Cheney reminded in her opening statement that she and other lawmakers preferred to establish an independent commission to investigate the attack, but that effort was "defeated by Republicans in the Senate."
"That leaves us where we are today. We cannot leave the violence of Jan. 6 and its causes uninvestigated," she said. "If those responsible are not held accountable, and if Congress does not act responsibly, this will remain a cancer on our constitutional republic."
The former No. 3 House Republican also reminded that her GOP colleagues had "recognized the events that day for what they actually were" in the days after the attack, even if members downplay it now.
Ahead of Tuesday's hearing, Republicans who boycotted the select panel said the hearing should focus on the fact that Capitol Police were unprepared for Jan. 6. But because they gave up their ability to participate in the hearing, they couldn't lead the discussion in their preferred direction -- or challenge Democrats' lines of inquiry the way Cheney and Kinzinger picked apart some of their claims.
Officers, while praised for heroism, blast lawmakers for partisan politics
While the officers were praised throughout the hearing for holding the line on Jan. 6, with lawmakers on the panel thanking them for their protection, the officers didn't hold back when describing their disapproval in how partisan politics has muddied the search for the truth.

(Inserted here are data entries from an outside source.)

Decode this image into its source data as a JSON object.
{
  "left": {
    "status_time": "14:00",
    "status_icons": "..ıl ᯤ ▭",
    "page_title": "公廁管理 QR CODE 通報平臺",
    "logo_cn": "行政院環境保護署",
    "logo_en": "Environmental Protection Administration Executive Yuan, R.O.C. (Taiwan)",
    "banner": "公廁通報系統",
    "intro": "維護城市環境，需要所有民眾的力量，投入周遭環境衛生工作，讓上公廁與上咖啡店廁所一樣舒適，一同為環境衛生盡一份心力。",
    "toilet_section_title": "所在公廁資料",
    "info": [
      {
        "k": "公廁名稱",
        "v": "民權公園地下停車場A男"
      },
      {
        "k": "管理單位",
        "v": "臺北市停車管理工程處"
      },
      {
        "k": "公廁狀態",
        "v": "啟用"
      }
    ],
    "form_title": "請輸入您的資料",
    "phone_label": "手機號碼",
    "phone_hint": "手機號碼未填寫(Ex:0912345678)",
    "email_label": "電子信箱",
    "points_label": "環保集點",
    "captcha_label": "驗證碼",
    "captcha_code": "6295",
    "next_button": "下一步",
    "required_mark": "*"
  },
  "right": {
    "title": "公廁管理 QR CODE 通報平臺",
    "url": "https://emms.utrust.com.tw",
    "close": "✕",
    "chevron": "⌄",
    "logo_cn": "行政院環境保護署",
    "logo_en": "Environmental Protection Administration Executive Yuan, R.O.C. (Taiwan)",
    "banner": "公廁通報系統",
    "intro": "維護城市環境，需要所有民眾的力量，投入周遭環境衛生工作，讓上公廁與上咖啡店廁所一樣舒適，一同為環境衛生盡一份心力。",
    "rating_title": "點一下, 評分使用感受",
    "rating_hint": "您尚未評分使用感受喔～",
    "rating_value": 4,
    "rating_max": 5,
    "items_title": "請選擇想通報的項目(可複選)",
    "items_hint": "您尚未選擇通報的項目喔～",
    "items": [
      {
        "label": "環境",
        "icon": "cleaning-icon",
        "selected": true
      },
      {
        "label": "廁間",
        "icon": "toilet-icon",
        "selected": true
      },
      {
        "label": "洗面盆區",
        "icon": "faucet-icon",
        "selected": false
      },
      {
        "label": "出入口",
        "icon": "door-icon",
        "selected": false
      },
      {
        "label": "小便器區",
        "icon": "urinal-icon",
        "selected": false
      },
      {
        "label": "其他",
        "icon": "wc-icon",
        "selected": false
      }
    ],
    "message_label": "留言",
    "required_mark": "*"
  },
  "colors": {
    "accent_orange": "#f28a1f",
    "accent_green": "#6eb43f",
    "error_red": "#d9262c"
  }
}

Fanone, the Metropolitan Police Department officer who was dragged down the Capitol steps, beaten with a flagpole, tased repeatedly and taunted with chants of "kill him with his own gun," called out lawmakers on Tuesday who have blocked efforts for an investigation.
"The indifference shown to my colleagues is disgraceful," he said, slamming his fist on the witness table. "I feel like I went to hell and back to protect them and the people in this room, but too many are now telling me that hell doesn't exist or that hell actually wasn't that bad."
"Nothing -- truly nothing -- has prepared me to address those elected members of our government who continue to deny the events of that day, and in doing so betray their oath of office," he added.
Gonell said of the former president downplaying the day, "It's insulting, it's demoralizing because everything that we did was to prevent everyone in the Capitol from getting hurt."
Dunn said that the investigation is innately political because of the landscape surrounding the attack, but that it shouldn't stop lawmakers from seeking the truth.
"It's not a secret that it was political. They literally were there to stop the steal. So when people say it shouldn't be political, it is. It was and it is. There's no getting around that," he said.
"Liz Cheney and Adam Kinzinger are being lauded as courageous heroes and while I agree with that notion, why? Because they told the truth? Why is telling the truth hard?" he asked. "I guess in this America, it is."